### Task item
What lines in the records below hold the string "title"? Please show them.

### Data under study
—————
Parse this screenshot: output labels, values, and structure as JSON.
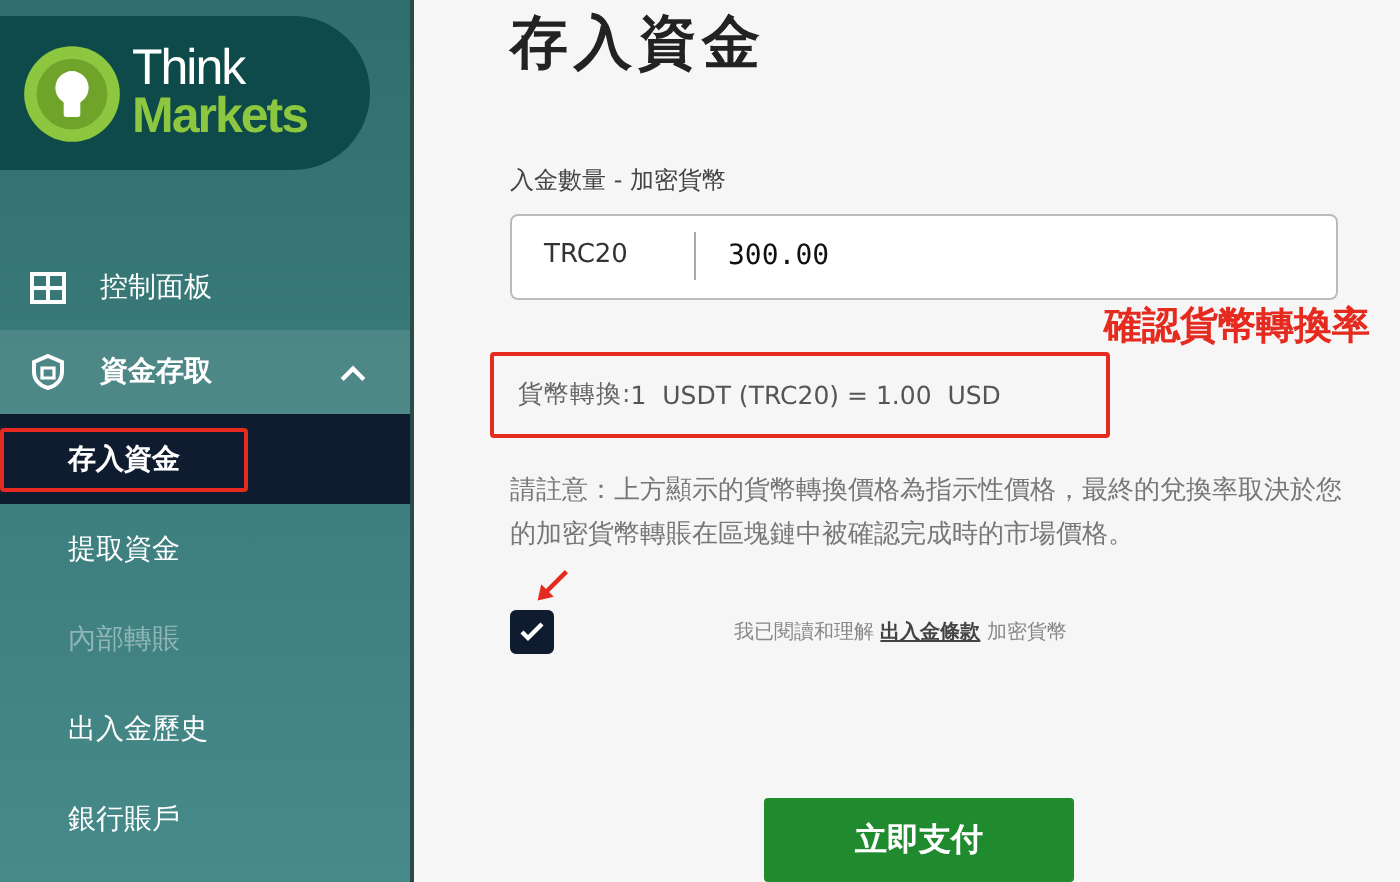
{
  "logo": {
    "line1": "Think",
    "line2": "Markets"
  },
  "sidebar": {
    "items": [
      {
        "kind": "link",
        "label": "控制面板",
        "selected": false
      },
      {
        "kind": "group",
        "label": "資金存取",
        "selected": false,
        "expanded": true,
        "children": [
          {
            "label": "存入資金",
            "selected": true,
            "disabled": false,
            "highlighted": true
          },
          {
            "label": "提取資金",
            "selected": false,
            "disabled": false,
            "highlighted": false
          },
          {
            "label": "內部轉賬",
            "selected": false,
            "disabled": true,
            "highlighted": false
          },
          {
            "label": "出入金歷史",
            "selected": false,
            "disabled": false,
            "highlighted": false
          },
          {
            "label": "銀行賬戶",
            "selected": false,
            "disabled": false,
            "highlighted": false
          }
        ]
      }
    ]
  },
  "page": {
    "title": "存入資金",
    "amount": {
      "label": "入金數量 - 加密貨幣",
      "currency": "TRC20",
      "value": "300.00"
    },
    "annotation": "確認貨幣轉換率",
    "rate": {
      "label": "貨幣轉換:",
      "text": "1  USDT (TRC20) = 1.00  USD",
      "highlighted": true
    },
    "note": "請註意：上方顯示的貨幣轉換價格為指示性價格，最終的兌換率取決於您的加密貨幣轉賬在區塊鏈中被確認完成時的市場價格。",
    "consent": {
      "checked": true,
      "pointed": true,
      "before": "我已閱讀和理解",
      "link": "出入金條款",
      "after": "加密貨幣"
    },
    "submit": "立即支付"
  }
}
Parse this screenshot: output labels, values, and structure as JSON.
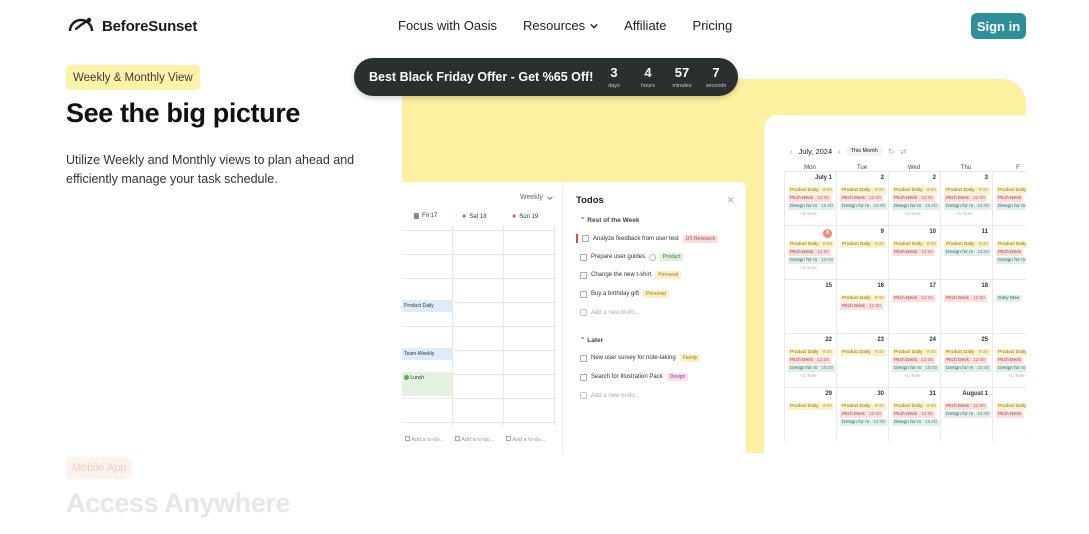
{
  "brand": {
    "name": "BeforeSunset"
  },
  "nav": {
    "links": [
      "Focus with Oasis",
      "Resources",
      "Affiliate",
      "Pricing"
    ],
    "signin": "Sign in"
  },
  "promo": {
    "text": "Best Black Friday Offer - Get %65 Off!",
    "countdown": [
      {
        "value": "3",
        "label": "days"
      },
      {
        "value": "4",
        "label": "hours"
      },
      {
        "value": "57",
        "label": "minutes"
      },
      {
        "value": "7",
        "label": "seconds"
      }
    ]
  },
  "hero": {
    "badge": "Weekly & Monthly View",
    "title": "See the big picture",
    "description": "Utilize Weekly and Monthly views to plan ahead and efficiently manage your task schedule."
  },
  "next_section": {
    "badge": "Mobile App",
    "title": "Access Anywhere"
  },
  "weekly": {
    "selector": "Weekly",
    "days": [
      "Fri 17",
      "Sat 18",
      "Sun 19"
    ],
    "events": [
      "Product Daily",
      "Team-Weekly",
      "Lunch"
    ],
    "add_todo": "Add a to-do..."
  },
  "todos": {
    "title": "Todos",
    "rest_of_week": "Rest of the Week",
    "items": [
      {
        "text": "Analyze feedback from user test",
        "tag": "UX Research"
      },
      {
        "text": "Prepare user guides",
        "tag": "Product"
      },
      {
        "text": "Change the new t-shirt",
        "tag": "Personal"
      },
      {
        "text": "Buy a birthday gift",
        "tag": "Personal"
      }
    ],
    "add_new": "Add a new to-do...",
    "later": "Later",
    "later_items": [
      {
        "text": "New user survey for note-taking",
        "tag": "Family"
      },
      {
        "text": "Search for Illustration Pack",
        "tag": "Design"
      }
    ],
    "add_new2": "Add a new to-do..."
  },
  "monthly": {
    "month": "July, 2024",
    "this_month": "This Month",
    "dow": [
      "Mon",
      "Tue",
      "Wed",
      "Thu",
      "F"
    ],
    "events": {
      "product": "Product Daily",
      "pitch": "Pitch Deck",
      "design": "Design for m",
      "t9": "9:00",
      "t12": "12:00",
      "t15": "15:00",
      "daily": "Daily Mee",
      "more": "+1 more",
      "more3": "+3 more"
    },
    "weeks": [
      [
        "July 1",
        "2",
        "2",
        "3",
        ""
      ],
      [
        "8",
        "9",
        "10",
        "11",
        ""
      ],
      [
        "15",
        "16",
        "17",
        "18",
        ""
      ],
      [
        "22",
        "23",
        "24",
        "25",
        ""
      ],
      [
        "29",
        "30",
        "31",
        "August 1",
        ""
      ]
    ]
  },
  "colors": {
    "accent": "#2e8f9a",
    "showcase_bg": "#fdf0a0",
    "badge_bg": "#fdf2a8",
    "promo_bg": "#2a2f2f"
  }
}
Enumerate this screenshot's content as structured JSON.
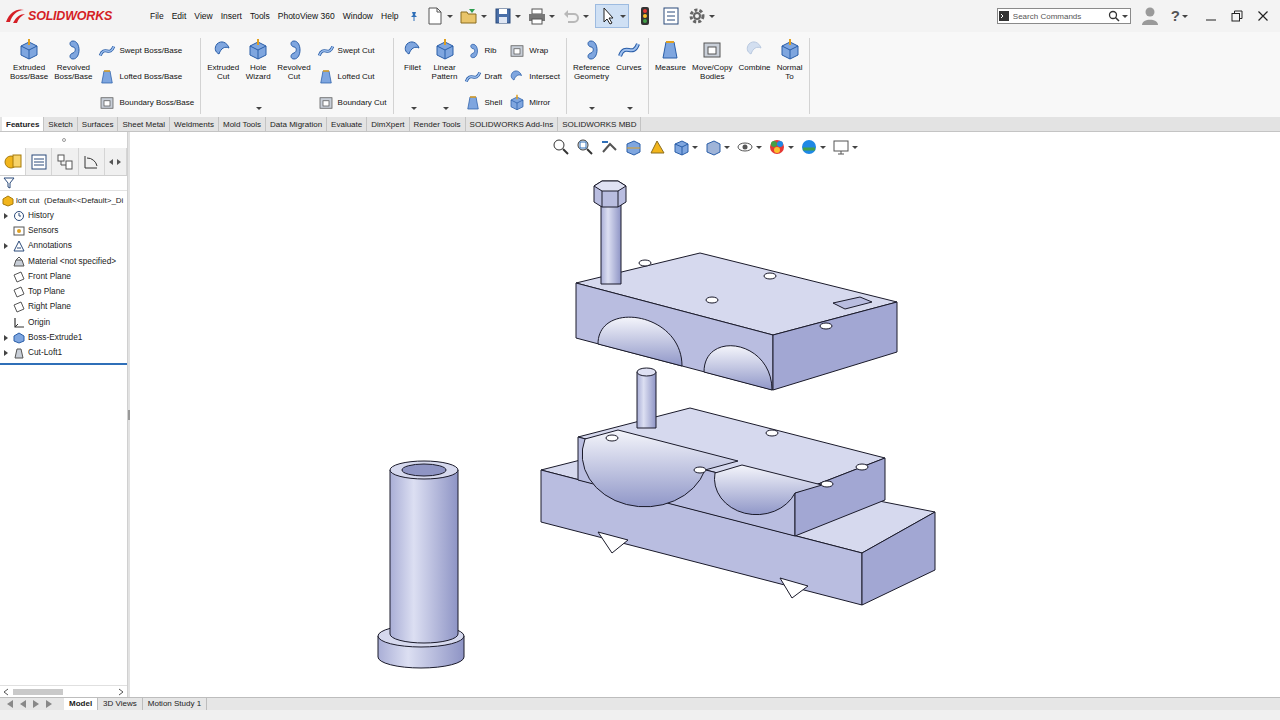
{
  "app": {
    "logo": "SOLIDWORKS"
  },
  "menu": [
    {
      "label": "File"
    },
    {
      "label": "Edit"
    },
    {
      "label": "View"
    },
    {
      "label": "Insert"
    },
    {
      "label": "Tools"
    },
    {
      "label": "PhotoView 360"
    },
    {
      "label": "Window"
    },
    {
      "label": "Help"
    }
  ],
  "search": {
    "placeholder": "Search Commands"
  },
  "help": {
    "label": "?"
  },
  "ribbon": {
    "groups": [
      {
        "items": [
          {
            "label": "Extruded Boss/Base",
            "kind": "large",
            "dropdown": false,
            "disabled": false
          },
          {
            "label": "Revolved Boss/Base",
            "kind": "large",
            "dropdown": false,
            "disabled": false
          },
          {
            "label": "Swept Boss/Base",
            "kind": "small",
            "dropdown": false,
            "disabled": false
          },
          {
            "label": "Lofted Boss/Base",
            "kind": "small",
            "dropdown": false,
            "disabled": false
          },
          {
            "label": "Boundary Boss/Base",
            "kind": "small",
            "dropdown": false,
            "disabled": false
          }
        ]
      },
      {
        "items": [
          {
            "label": "Extruded Cut",
            "kind": "large",
            "dropdown": false,
            "disabled": false
          },
          {
            "label": "Hole Wizard",
            "kind": "large",
            "dropdown": true,
            "disabled": false
          },
          {
            "label": "Revolved Cut",
            "kind": "large",
            "dropdown": false,
            "disabled": false
          },
          {
            "label": "Swept Cut",
            "kind": "small",
            "dropdown": false,
            "disabled": false
          },
          {
            "label": "Lofted Cut",
            "kind": "small",
            "dropdown": false,
            "disabled": false
          },
          {
            "label": "Boundary Cut",
            "kind": "small",
            "dropdown": false,
            "disabled": false
          }
        ]
      },
      {
        "items": [
          {
            "label": "Fillet",
            "kind": "large",
            "dropdown": true,
            "disabled": false
          },
          {
            "label": "Linear Pattern",
            "kind": "large",
            "dropdown": true,
            "disabled": false
          },
          {
            "label": "Rib",
            "kind": "small",
            "dropdown": false,
            "disabled": false
          },
          {
            "label": "Draft",
            "kind": "small",
            "dropdown": false,
            "disabled": false
          },
          {
            "label": "Shell",
            "kind": "small",
            "dropdown": false,
            "disabled": false
          },
          {
            "label": "Wrap",
            "kind": "small",
            "dropdown": false,
            "disabled": false
          },
          {
            "label": "Intersect",
            "kind": "small",
            "dropdown": false,
            "disabled": false
          },
          {
            "label": "Mirror",
            "kind": "small",
            "dropdown": false,
            "disabled": false
          }
        ]
      },
      {
        "items": [
          {
            "label": "Reference Geometry",
            "kind": "large",
            "dropdown": true,
            "disabled": false
          },
          {
            "label": "Curves",
            "kind": "large",
            "dropdown": true,
            "disabled": false
          }
        ]
      },
      {
        "items": [
          {
            "label": "Measure",
            "kind": "large",
            "dropdown": false,
            "disabled": false
          },
          {
            "label": "Move/Copy Bodies",
            "kind": "large",
            "dropdown": false,
            "disabled": false
          },
          {
            "label": "Combine",
            "kind": "large",
            "dropdown": false,
            "disabled": true
          },
          {
            "label": "Normal To",
            "kind": "large",
            "dropdown": false,
            "disabled": false
          }
        ]
      }
    ]
  },
  "tabs": [
    {
      "label": "Features",
      "selected": true
    },
    {
      "label": "Sketch",
      "selected": false
    },
    {
      "label": "Surfaces",
      "selected": false
    },
    {
      "label": "Sheet Metal",
      "selected": false
    },
    {
      "label": "Weldments",
      "selected": false
    },
    {
      "label": "Mold Tools",
      "selected": false
    },
    {
      "label": "Data Migration",
      "selected": false
    },
    {
      "label": "Evaluate",
      "selected": false
    },
    {
      "label": "DimXpert",
      "selected": false
    },
    {
      "label": "Render Tools",
      "selected": false
    },
    {
      "label": "SOLIDWORKS Add-Ins",
      "selected": false
    },
    {
      "label": "SOLIDWORKS MBD",
      "selected": false
    }
  ],
  "tree": {
    "root": "loft cut  (Default<<Default>_Di",
    "items": [
      {
        "label": "History",
        "expandable": true
      },
      {
        "label": "Sensors",
        "expandable": false
      },
      {
        "label": "Annotations",
        "expandable": true
      },
      {
        "label": "Material <not specified>",
        "expandable": false
      },
      {
        "label": "Front Plane",
        "expandable": false
      },
      {
        "label": "Top Plane",
        "expandable": false
      },
      {
        "label": "Right Plane",
        "expandable": false
      },
      {
        "label": "Origin",
        "expandable": false
      },
      {
        "label": "Boss-Extrude1",
        "expandable": true
      },
      {
        "label": "Cut-Loft1",
        "expandable": true
      }
    ]
  },
  "bottom_tabs": [
    {
      "label": "Model",
      "selected": true
    },
    {
      "label": "3D Views",
      "selected": false
    },
    {
      "label": "Motion Study 1",
      "selected": false
    }
  ]
}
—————
### Task result
    "title": "存入資金",
    "title": "See the big picture",
    "title": "Access Anywhere"
    "title": "Todos",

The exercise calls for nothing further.